That's a pretty comfortable place to be for most of the day, I'd say! I got this one on one of our hikes in the Cape Point Nature Reserve. Most of the time I would prefer to be in exactly such a spot, sure looks comfortable, convenient and certainly safe!
Today however, I found myself catapulted right out of my safe place and for some reason found myself striking up a conversation with a complete stranger.
I noticed a little old lady, (I'm not defining old after yesterday's post!) but suffice to say that I think she was quite a few years older than me, in the mall today. We were both browsing around the clothing section of the shop and I was struck by how stylish and really pretty she looked. She was dressed rather informally but yet stylish, her colours and accessories really came together beautifully and to top it all off, she wore a cheeky little hat, perched at a slight angle.
Before I could stop myself, I found myself walking towards her and I complimented her on how pretty she looked.
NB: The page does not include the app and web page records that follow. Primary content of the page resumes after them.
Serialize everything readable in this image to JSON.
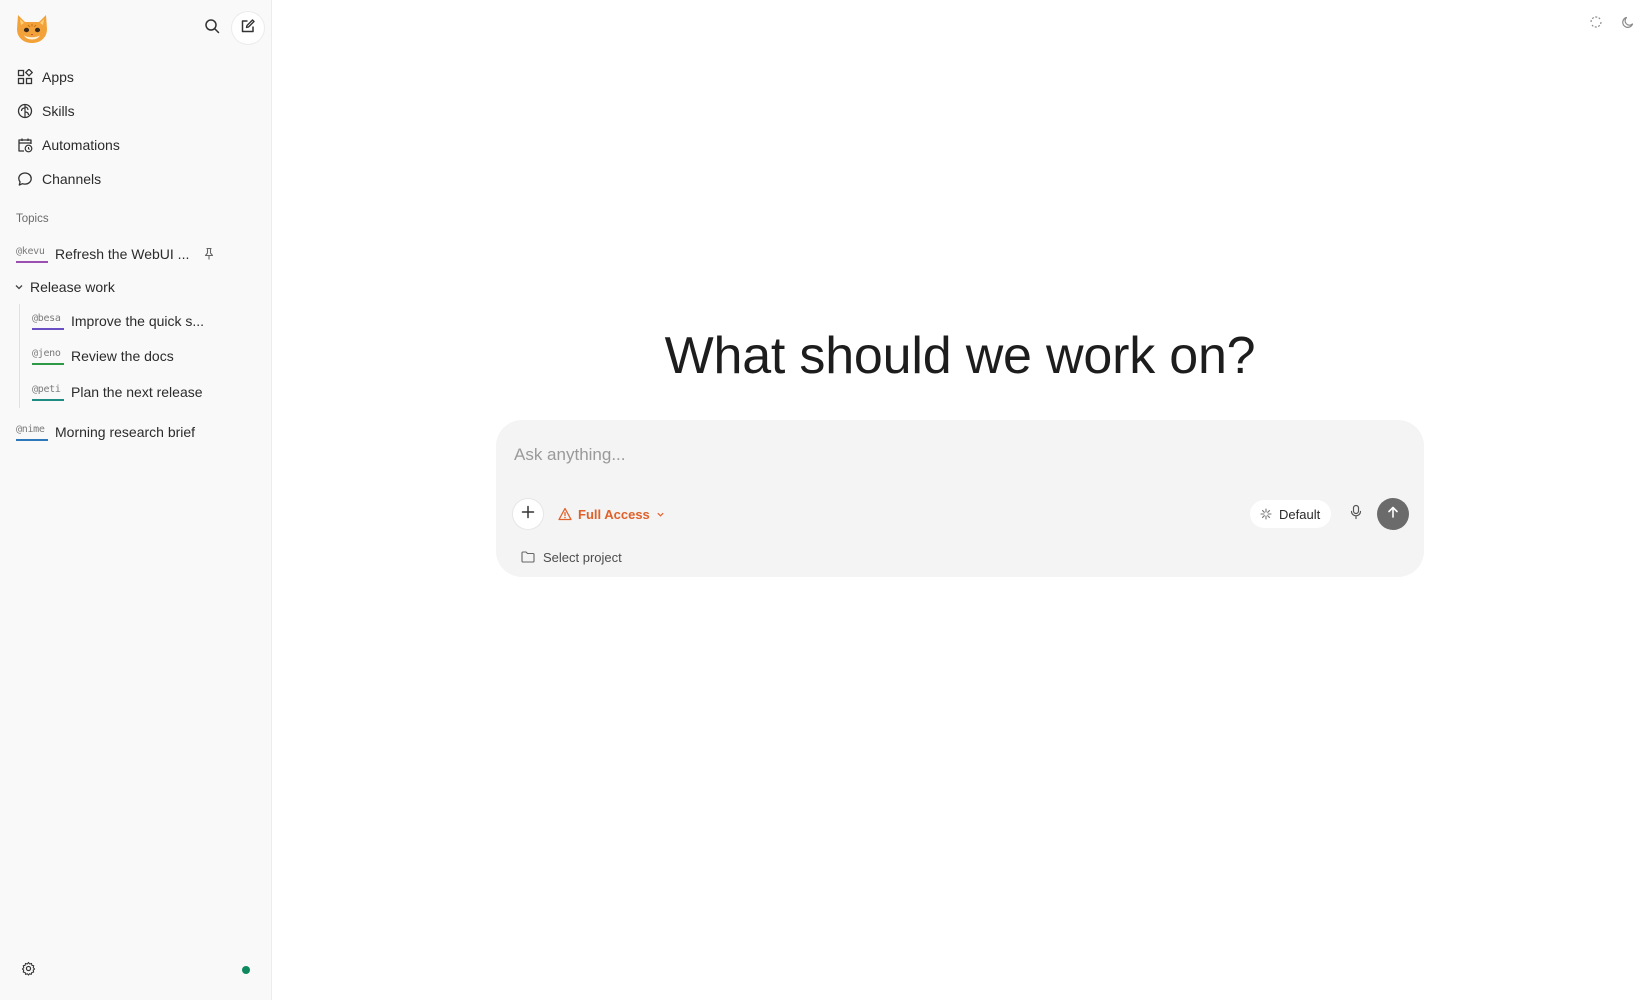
{
  "app": {
    "logo_icon": "cat-face-logo"
  },
  "sidebar": {
    "search_icon": "search-icon",
    "compose_icon": "new-chat-icon",
    "nav": [
      {
        "label": "Apps",
        "icon": "apps-grid-icon"
      },
      {
        "label": "Skills",
        "icon": "brain-icon"
      },
      {
        "label": "Automations",
        "icon": "calendar-clock-icon"
      },
      {
        "label": "Channels",
        "icon": "chat-bubble-icon"
      }
    ],
    "topics_label": "Topics",
    "topics": [
      {
        "handle": "@kevu",
        "title": "Refresh the WebUI ...",
        "color": "#9b4fb0",
        "pinned": true
      },
      {
        "group": "Release work",
        "expanded": true,
        "items": [
          {
            "handle": "@besa",
            "title": "Improve the quick s...",
            "color": "#6a4fc4"
          },
          {
            "handle": "@jeno",
            "title": "Review the docs",
            "color": "#2f9a46"
          },
          {
            "handle": "@peti",
            "title": "Plan the next release",
            "color": "#1e8c82"
          }
        ]
      },
      {
        "handle": "@nime",
        "title": "Morning research brief",
        "color": "#2b79b8"
      }
    ],
    "settings_icon": "gear-icon",
    "status_color": "#0f8a5f"
  },
  "main": {
    "headline": "What should we work on?",
    "composer": {
      "placeholder": "Ask anything...",
      "access_label": "Full Access",
      "access_color": "#e0612a",
      "model_label": "Default",
      "project_label": "Select project"
    }
  }
}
She looked at me for a while, burst into a huge smile and said: 'Thank you so much for saying that. I have cancer and I'm not feeling that well today and I don't always feel as if I look that good either.'
And before I could stop myself a second time, I found myself giving her a tight hug.
I've never done something like this in my entire life. Am I glad I did though. I'm still taken back by the incident as I don't think there was one bit of coincidence about the two of us being in that spot together at that exact time. Maybe we should really tune in to those little messages that are sent our way, and act upon it!
I certainly will be paying close attention from now on...
Walking the Camino certainly is also one activity that takes one way out of your comfort zone. Tony Kevin is one man who travelled halfway around the world to tackle the Camino de Santiago pilgrimage. Talk about moving out of a comfort zone! Tony retired from the Australian foreign service in 1998, after a 30 year government career during which he served in the Foreign Affairs and Prime Minister's departments, and was Australia's ambassador to Poland and Cambodia.
This is how he describes his departure from home and literally walking out of his own comfort zone in his book, 'Walking the Camino'...
'So there I was, proudly dressed in crisp new khaki pilgrim gear, walking boots, and floppy hat, a scallop shell around my neck, a packed rucksack and wooden staff at my side - no doubt looking rather ridiculous, but I wanted to do this thing properly - as Father John sprinkled me and these meagre belongings with blessed holy water, and offered his priestly blessings. I realised then with a shock that all this was truly happening, that I really was about to embark the next morning on the strangest adventure of my life. I would need all the help and prayers I could get, and was suddenly very glad that my family and friends were there to wish me well and pray for a safe journey and return home to the family.Looking around at the shining faces of family and friends, I felt more at peace with myself than I had been for a long time.
But the next morning's departure was considerably less happy. Suddenly I was lonely, and scared of what might be in store. I was going to the other end of the world, alone. I looked down at my pack and staff - they seemed both very heavy to carry, and very small. Everything I owned, my whole life-support system for the next two months, was in this little backpack. I was leaving behind - I realised now, for a long time - the warm comforts of home, the joy and love of a family, but for what real purpose? Waves of doubt and fear and a sense of my own foolish selfishness swept over me as I made my final packing checks.
The taxi tooted in the driveway, and I gave my wife and children hasty farewell hugs, fighting back brimming tears and incipient panic. It was crazy to be leaving for so long those whom I loved.Why on earth was I attempting this pilgrimage venture on the other side of the world. Had it all been a huge error of judgement?
I caught the bus for Sydney, and tried to drive away such bleak thoughts by closing my eyes and burying myself in Spanish-language tapes for the next few hours. The tapes were a good excuse for not thinking, a mental exercise in keeping fears and emotions at bay. I didn't know it, but the iron discipline of the pilgrimage was beginning.'
You can listen to a radio interview with Tony here: http://www.abc.net.au/overnights/stories/s2053793.htm. Fascinating listening!
Well I'm beginning to think that the sky is the limit for me now! Next year I'm going to learn how to play the guitar and I'm booking my long postponed Portuguese lessons. How's that for getting out of my comfort zone!